As an adult he was always there for me, particularly if I needed to talk. It fells so strange knowing I will never be able to call Dad again. Every Veterans and Memorial Day, I would call him and thank him for his service. One year he replied, “there’s no need to thank me, I loved being in the Navy. I wouldn’t have wanted to do anything else”. He was lucky to have lived a life
doing what he loved, and he tried to create that for his kids as well. From the time we were young he would tell us it did not matter to him if we dug ditches for a living if we loved what we did and did it well. The next day it was time to return home. I was glad I had brought my son, Leo. Geographical distance had kept him from having many experiences with any of his grandparents, and now it looked like he was about to lose “Pop-pop” and have only one remaining grandparent. I wanted Leo to know who he was, so I relayed many stories about his grandfather as we toured his house.
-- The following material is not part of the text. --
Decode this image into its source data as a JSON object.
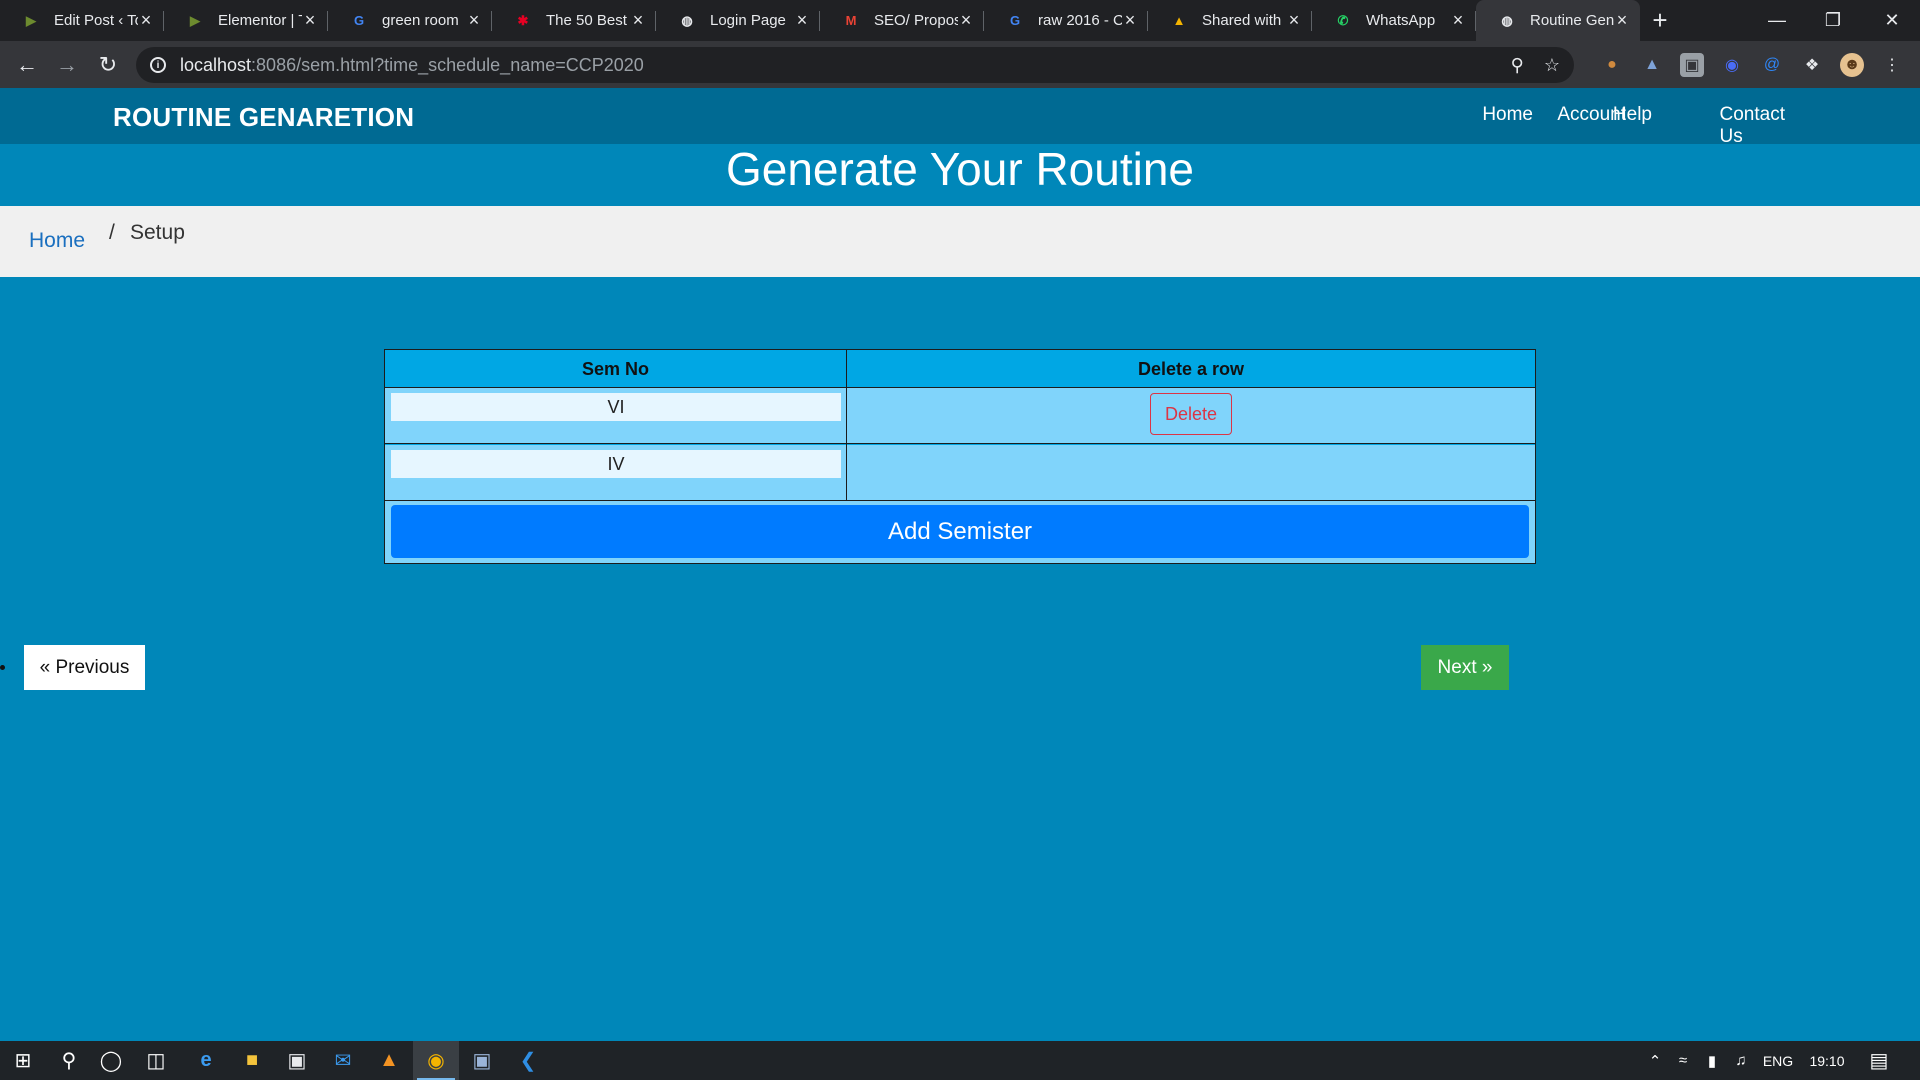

As we were leaving, I told dad I would visit again in a few weeks, but my gut feeling was that I would not see Dad alive again. I kissed him on the forehead, told him I loved him, and said goodbye. Then I took my son home, hoping that I will be able to offer him all of life opportunities that my father had given me. A few days later, dad passed quietly in his sleep.
Dad, you may not have gotten to take me on a flight like you wanted. But you gave me my wings and helped me chart my own course. Thank you for that. In doing so you gave me life a second time. Wherever you are, I wish you the peace and bliss you felt when flying. Maybe one day we will be together again…up in the air.
Funeral services were planned with the burial services for Robert Michael Kraft, U.S. Navy Veteran conducted at the Arlington National Military Cemetery on January 28, 2021, at 1:00 p.m. Please visit https://www.dignitymemorial.com/obituaries/9317081 to post a comment in remembrance. Thank you.
By Kevin Kraft